Exercise objective: Going through the records that follow, please count the lines with "custom" in them and give only the count.

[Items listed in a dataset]
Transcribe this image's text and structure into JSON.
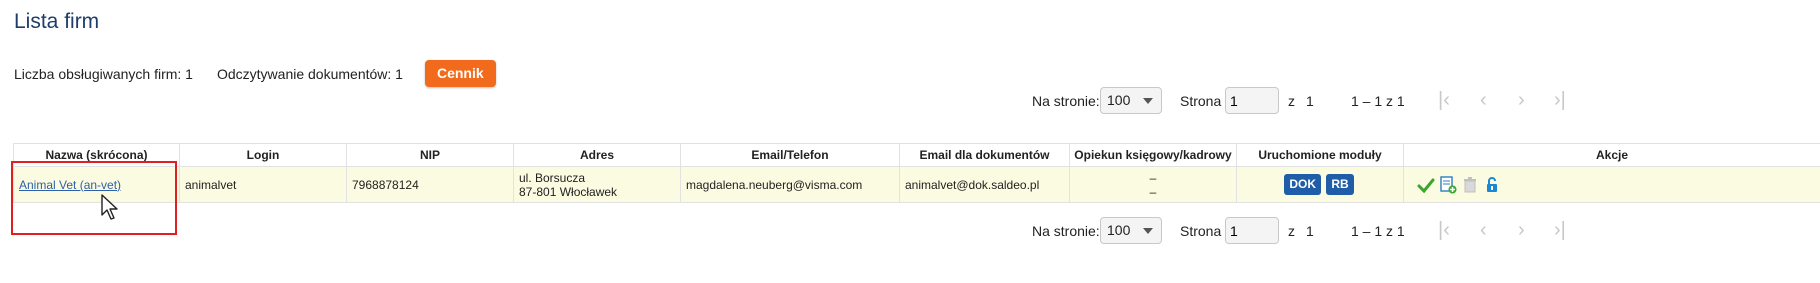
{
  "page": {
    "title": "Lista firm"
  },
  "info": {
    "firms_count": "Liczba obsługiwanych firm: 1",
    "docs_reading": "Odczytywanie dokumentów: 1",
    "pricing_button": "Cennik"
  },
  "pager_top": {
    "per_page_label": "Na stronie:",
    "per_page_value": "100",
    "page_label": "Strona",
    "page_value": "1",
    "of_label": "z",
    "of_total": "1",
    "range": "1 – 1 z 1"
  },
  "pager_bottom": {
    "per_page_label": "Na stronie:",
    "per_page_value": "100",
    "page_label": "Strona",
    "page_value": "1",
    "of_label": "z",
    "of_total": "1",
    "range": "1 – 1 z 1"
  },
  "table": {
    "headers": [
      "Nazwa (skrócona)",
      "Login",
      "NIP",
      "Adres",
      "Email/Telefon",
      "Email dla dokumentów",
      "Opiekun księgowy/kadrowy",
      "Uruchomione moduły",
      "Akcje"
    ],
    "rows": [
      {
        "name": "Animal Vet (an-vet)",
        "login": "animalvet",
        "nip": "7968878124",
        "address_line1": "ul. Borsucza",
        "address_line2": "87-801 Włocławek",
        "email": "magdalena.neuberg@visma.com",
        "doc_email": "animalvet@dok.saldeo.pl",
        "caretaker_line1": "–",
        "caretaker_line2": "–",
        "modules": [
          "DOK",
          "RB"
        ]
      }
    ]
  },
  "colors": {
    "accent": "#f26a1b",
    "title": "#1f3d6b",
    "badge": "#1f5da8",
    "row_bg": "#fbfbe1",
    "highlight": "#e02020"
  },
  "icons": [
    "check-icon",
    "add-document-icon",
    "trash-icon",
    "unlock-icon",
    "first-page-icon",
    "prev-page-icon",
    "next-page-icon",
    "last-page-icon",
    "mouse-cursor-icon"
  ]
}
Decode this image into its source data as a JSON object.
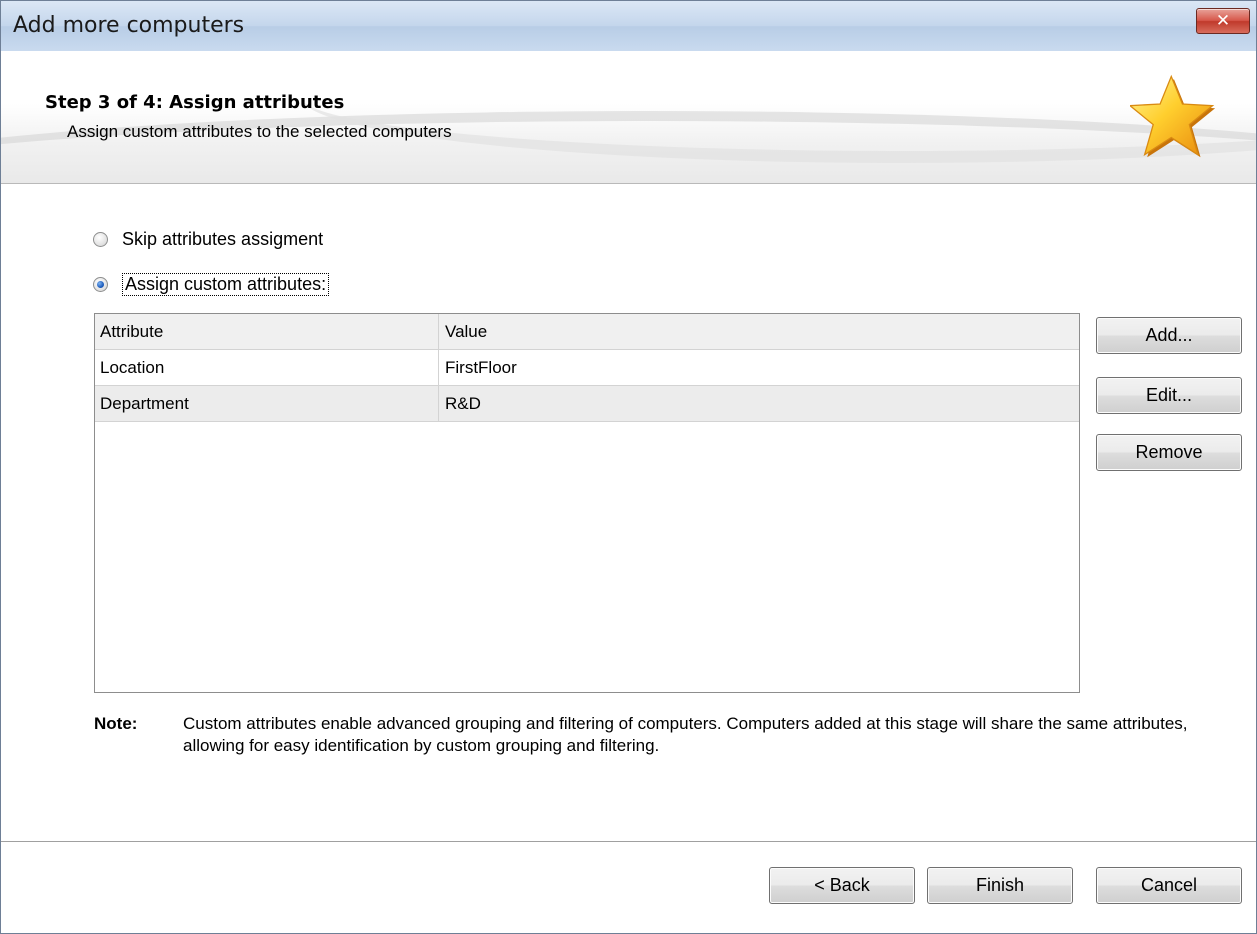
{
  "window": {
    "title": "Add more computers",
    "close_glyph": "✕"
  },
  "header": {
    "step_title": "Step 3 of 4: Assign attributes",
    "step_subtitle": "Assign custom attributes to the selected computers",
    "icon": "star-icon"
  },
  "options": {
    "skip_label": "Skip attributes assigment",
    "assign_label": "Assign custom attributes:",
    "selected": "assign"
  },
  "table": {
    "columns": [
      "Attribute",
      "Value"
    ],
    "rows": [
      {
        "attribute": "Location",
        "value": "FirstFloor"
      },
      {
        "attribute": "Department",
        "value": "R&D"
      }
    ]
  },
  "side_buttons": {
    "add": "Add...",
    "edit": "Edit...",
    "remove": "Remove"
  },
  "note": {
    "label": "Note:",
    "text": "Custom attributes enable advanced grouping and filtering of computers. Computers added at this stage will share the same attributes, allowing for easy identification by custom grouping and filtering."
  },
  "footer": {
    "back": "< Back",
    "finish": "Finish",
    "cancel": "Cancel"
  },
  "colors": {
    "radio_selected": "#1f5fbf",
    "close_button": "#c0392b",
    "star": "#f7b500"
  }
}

Response: 3